Hate Writing?  How to Still Leverage Content Marketing

Melinda Emerson’s article addresses a very real group of people who I seriously don’t understand: people who hate writing.  Of course, most of them are doctors, so they probably feel the same way when I say I hate math (and then they think it’s cute that I still call it “math”) or blood and guts.  Anyway, we live in such a culture that nowadays, even if writing isn’t your forte, you still need to be able to communicate in content.  Thank goodness for Instagram and Pinterest and other resources suggested by Melinda in this piece, am I right?

How to Find Budget for Content Marketing

Though I’m a dunderhead at most math, I can say with confidence that good content marketing creates money; the more money you have, the more you have in your budget.  Therefore, you need content marketing in your life.  Even if you don’t have the excess funds laying around, you still need to scrape them together to make content marketing happen for you; however, don’t fire Pam the receptionist just yet!  Read Liz Bedor’s article to find a content marketing budget In your existing infrastructure.

What to do When Content Marketing Fails to Improve SEO Performance

I wouldn’t be telling the truth if I didn’t tell you that yes –your content marketing efforts can fail; however, it’s not content marketing’s fault, and it may not be your fault per say; though, if things aren’t going the way you anticipated or you’re falling into the red, chances are, there’s a kink in the operations somewhere, which is why Derek Edmond’s article on assessing your content marketing to find and fix the problems is a must-read.

7 Content Marketing Buzzwords Explained

Have you ever been somewhere and someone says something that you should know what it means, but you have no idea; however, since you should know, there’s no way you’re going to ask anybody so you discretely grab you phone and Google search the word, but by then, you’ve lost the conversation and you look like a jerk for getting on your phone in the middle of a conversation?  Or am I the only one?  In this article, Mary Ellen Ellis defines things like inbound marketing, digital marketing, storytelling/storyscaping, and snackable content, a word that –until now—has only served to make me crave mini Babybel snackable cheeses.

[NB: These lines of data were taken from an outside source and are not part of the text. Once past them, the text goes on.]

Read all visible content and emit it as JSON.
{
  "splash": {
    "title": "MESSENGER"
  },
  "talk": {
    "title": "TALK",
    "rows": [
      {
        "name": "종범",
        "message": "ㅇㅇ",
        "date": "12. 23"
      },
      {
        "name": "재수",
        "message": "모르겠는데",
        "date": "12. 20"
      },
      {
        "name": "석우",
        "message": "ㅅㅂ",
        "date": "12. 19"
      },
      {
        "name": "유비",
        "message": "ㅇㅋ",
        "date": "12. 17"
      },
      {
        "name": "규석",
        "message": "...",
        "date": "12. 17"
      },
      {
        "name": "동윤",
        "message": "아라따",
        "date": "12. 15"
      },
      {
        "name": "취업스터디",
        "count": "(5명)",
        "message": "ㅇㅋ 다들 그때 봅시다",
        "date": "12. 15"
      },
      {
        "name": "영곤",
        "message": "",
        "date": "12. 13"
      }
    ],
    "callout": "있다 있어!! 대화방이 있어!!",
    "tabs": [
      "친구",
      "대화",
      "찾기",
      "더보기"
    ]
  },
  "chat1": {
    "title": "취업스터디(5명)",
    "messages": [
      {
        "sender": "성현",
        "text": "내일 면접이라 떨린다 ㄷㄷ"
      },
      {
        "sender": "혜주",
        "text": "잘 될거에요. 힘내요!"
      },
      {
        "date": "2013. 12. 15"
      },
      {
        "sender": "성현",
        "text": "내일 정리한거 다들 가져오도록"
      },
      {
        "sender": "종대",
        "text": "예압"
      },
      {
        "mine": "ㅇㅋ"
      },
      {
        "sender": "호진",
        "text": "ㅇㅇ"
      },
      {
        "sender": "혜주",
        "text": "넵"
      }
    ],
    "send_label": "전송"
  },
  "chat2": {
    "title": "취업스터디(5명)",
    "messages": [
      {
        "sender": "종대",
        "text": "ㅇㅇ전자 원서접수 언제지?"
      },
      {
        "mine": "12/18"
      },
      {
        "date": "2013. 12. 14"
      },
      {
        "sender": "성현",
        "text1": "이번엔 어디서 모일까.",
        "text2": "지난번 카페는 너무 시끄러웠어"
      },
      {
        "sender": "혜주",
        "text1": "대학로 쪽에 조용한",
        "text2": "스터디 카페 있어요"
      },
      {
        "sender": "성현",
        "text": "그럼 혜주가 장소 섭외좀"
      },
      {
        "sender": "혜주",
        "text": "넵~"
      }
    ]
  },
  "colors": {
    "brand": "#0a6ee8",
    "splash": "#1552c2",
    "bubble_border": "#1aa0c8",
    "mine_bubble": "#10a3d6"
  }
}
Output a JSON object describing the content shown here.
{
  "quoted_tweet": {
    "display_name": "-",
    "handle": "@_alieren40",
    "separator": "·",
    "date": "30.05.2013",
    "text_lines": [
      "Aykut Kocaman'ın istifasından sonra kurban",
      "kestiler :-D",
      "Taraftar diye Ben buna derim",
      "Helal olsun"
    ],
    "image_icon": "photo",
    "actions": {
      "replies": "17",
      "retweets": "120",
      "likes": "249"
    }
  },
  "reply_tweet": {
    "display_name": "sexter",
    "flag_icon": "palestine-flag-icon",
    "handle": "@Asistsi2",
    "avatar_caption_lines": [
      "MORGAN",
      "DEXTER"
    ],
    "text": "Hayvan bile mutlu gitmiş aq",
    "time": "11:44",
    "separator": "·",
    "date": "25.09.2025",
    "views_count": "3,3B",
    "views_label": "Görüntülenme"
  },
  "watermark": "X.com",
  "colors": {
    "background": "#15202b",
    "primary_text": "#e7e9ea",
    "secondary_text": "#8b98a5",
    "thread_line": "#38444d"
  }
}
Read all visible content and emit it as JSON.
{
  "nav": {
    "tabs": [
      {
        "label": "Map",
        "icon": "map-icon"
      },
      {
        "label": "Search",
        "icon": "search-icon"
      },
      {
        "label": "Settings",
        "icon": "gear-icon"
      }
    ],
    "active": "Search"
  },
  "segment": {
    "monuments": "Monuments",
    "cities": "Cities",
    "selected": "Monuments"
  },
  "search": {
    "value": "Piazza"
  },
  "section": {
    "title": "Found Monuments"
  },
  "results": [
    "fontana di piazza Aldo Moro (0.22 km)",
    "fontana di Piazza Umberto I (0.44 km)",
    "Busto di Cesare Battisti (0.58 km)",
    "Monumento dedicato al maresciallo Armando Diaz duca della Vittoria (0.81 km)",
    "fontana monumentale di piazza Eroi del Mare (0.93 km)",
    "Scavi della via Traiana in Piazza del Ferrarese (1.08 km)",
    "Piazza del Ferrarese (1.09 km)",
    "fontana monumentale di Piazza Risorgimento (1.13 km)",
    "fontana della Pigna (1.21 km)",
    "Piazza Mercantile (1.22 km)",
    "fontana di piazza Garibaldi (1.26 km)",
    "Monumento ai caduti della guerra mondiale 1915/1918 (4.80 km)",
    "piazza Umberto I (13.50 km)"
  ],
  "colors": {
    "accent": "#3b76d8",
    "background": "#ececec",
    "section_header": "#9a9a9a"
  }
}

15 Marketing Experts to Follow on Social Media

You probably are already following a lot of people on your Twiter, LinkedIn, Facebook, and other social media accounts; however, Jennifer Lonoff Schiff is adding a few more to the pot in case you’re not already following them.  These folks specialize in things like search engine marketing, social media tips, and digital marketing trends, which definitely makes them worth social stalking.

How to Create an Editorial Calendar for Your Company (and Why You Need One)

If you like making to-do lists and feeling in control of your life, then you’re going to love editorial calendars.  Even if you prefer to fly by the seat of your pants, you still need an editorial calendar.  An editorial content calendar essentially helps you plan ahead.  It forces you to consider your audience and purpose for your content and plan your blogs and publishing efforts accordingly.  What will you post on social media?  When?  This added level of deliberation adds consistently to when you produce content, and it gives you time to evaluate it for quality.  The positive impacts an editorial calendar has on your business will be obvious when you measure your ROI. 

Amy Delcambre is a freelance content and travel writer from Mobile, Alabama with a Master's in Creative Writing. When she's not painting the page with nouns, verbs, and adverbs, she's slaying grammar beasts as a freelance editor and saving the world one sentence fragment at a time teaching university writing classes. In her free time, Amy enjoys cooking, traveling, and testing which plant species best survive prolonged neglect. 

Connect with Amy:  LinkedIn